- [Action item]:
Your task is to repeat the entries underneath exactly, minus the pictures.

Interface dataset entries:
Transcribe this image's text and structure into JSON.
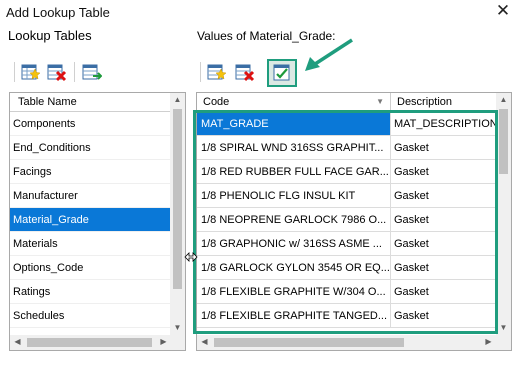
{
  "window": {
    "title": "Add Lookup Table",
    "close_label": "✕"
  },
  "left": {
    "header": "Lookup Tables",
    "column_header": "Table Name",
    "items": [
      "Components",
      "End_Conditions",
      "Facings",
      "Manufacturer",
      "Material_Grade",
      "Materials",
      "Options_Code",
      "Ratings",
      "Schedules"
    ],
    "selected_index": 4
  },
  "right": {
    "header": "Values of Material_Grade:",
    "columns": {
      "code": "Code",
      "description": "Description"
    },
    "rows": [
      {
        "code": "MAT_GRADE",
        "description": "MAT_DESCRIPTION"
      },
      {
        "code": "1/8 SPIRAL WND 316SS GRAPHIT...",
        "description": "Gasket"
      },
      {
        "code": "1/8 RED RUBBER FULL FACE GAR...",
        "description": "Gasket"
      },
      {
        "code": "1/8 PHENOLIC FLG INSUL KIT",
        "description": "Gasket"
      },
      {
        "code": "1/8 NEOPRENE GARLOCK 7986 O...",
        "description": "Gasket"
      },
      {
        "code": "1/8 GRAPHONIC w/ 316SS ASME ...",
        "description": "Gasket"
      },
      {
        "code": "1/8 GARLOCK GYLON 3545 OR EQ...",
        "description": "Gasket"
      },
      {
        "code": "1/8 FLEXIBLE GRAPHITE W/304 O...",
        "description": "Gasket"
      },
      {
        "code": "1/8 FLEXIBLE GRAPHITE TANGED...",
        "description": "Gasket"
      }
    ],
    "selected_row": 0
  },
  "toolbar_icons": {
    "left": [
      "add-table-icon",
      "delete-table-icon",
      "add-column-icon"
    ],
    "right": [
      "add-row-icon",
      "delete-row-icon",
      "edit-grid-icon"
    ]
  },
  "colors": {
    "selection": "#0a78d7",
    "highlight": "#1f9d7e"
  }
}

- [Result of the task]:
Transcribe this image's text and structure into JSON.
{
  "window": {
    "title": "Add Lookup Table",
    "close_label": "✕"
  },
  "left": {
    "header": "Lookup Tables",
    "column_header": "Table Name",
    "items": [
      "Components",
      "End_Conditions",
      "Facings",
      "Manufacturer",
      "Material_Grade",
      "Materials",
      "Options_Code",
      "Ratings",
      "Schedules"
    ],
    "selected_index": 4
  },
  "right": {
    "header": "Values of Material_Grade:",
    "columns": {
      "code": "Code",
      "description": "Description"
    },
    "rows": [
      {
        "code": "MAT_GRADE",
        "description": "MAT_DESCRIPTION"
      },
      {
        "code": "1/8 SPIRAL WND 316SS GRAPHIT...",
        "description": "Gasket"
      },
      {
        "code": "1/8 RED RUBBER FULL FACE GAR...",
        "description": "Gasket"
      },
      {
        "code": "1/8 PHENOLIC FLG INSUL KIT",
        "description": "Gasket"
      },
      {
        "code": "1/8 NEOPRENE GARLOCK 7986 O...",
        "description": "Gasket"
      },
      {
        "code": "1/8 GRAPHONIC w/ 316SS ASME ...",
        "description": "Gasket"
      },
      {
        "code": "1/8 GARLOCK GYLON 3545 OR EQ...",
        "description": "Gasket"
      },
      {
        "code": "1/8 FLEXIBLE GRAPHITE W/304 O...",
        "description": "Gasket"
      },
      {
        "code": "1/8 FLEXIBLE GRAPHITE TANGED...",
        "description": "Gasket"
      }
    ],
    "selected_row": 0
  },
  "toolbar_icons": {
    "left": [
      "add-table-icon",
      "delete-table-icon",
      "add-column-icon"
    ],
    "right": [
      "add-row-icon",
      "delete-row-icon",
      "edit-grid-icon"
    ]
  },
  "colors": {
    "selection": "#0a78d7",
    "highlight": "#1f9d7e"
  }
}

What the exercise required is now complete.